OPINION, Feb.

Chamberlains and churchills views on hitler

16 /Standard Newswire/ -- The following is submitted for publication by Gary McCullough, director of Christian Newswire: Chamberlains vs. Churchills.
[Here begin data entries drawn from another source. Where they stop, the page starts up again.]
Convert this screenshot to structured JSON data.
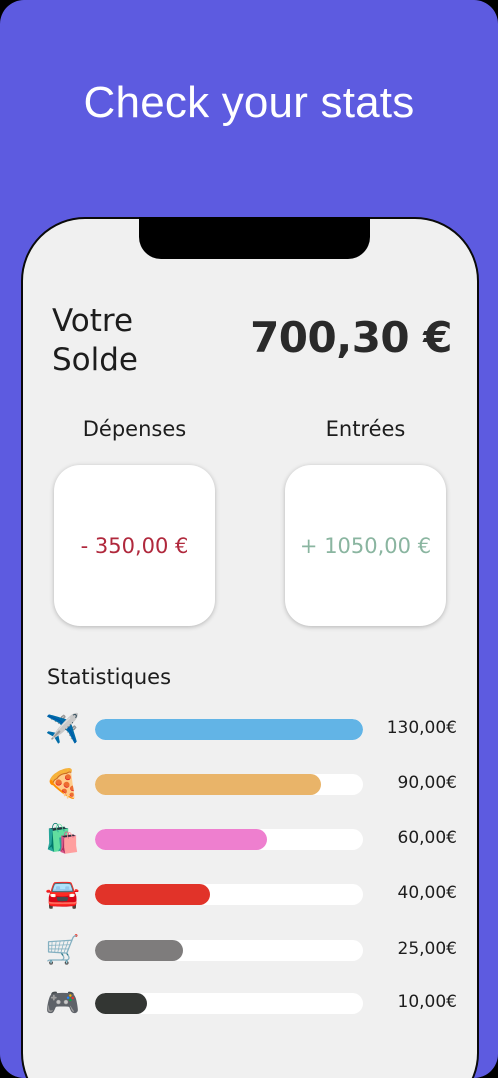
{
  "headline": "Check your stats",
  "balance": {
    "label": "Votre Solde",
    "amount": "700,30 €"
  },
  "expenses": {
    "label": "Dépenses",
    "amount": "- 350,00 €",
    "color": "#b0283c"
  },
  "income": {
    "label": "Entrées",
    "amount": "+ 1050,00 €",
    "color": "#8ab5a0"
  },
  "statistics": {
    "title": "Statistiques",
    "items": [
      {
        "icon": "airplane-icon",
        "glyph": "✈️",
        "amount": "130,00€",
        "fraction": 1.0,
        "color": "#62b4e6"
      },
      {
        "icon": "pizza-icon",
        "glyph": "🍕",
        "amount": "90,00€",
        "fraction": 0.845,
        "color": "#e9b469"
      },
      {
        "icon": "shopping-bags-icon",
        "glyph": "🛍️",
        "amount": "60,00€",
        "fraction": 0.64,
        "color": "#ee7fcf"
      },
      {
        "icon": "car-icon",
        "glyph": "🚘",
        "amount": "40,00€",
        "fraction": 0.43,
        "color": "#e13329"
      },
      {
        "icon": "shopping-cart-icon",
        "glyph": "🛒",
        "amount": "25,00€",
        "fraction": 0.33,
        "color": "#7e7c7c"
      },
      {
        "icon": "game-controller-icon",
        "glyph": "🎮",
        "amount": "10,00€",
        "fraction": 0.195,
        "color": "#333633"
      }
    ]
  },
  "colors": {
    "background": "#5d5be0",
    "phone": "#f0f0f0"
  }
}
The Original Notes For Winston Churchill’s Speech to Parliament of April 13, , in Which He Presented His Comprehensive Assessment of the State of Europe and Britain, Warned of a “Darkening Scene,” and Urged Britain to Wake Up.

BBC - History - Churchill: The Gathering Storm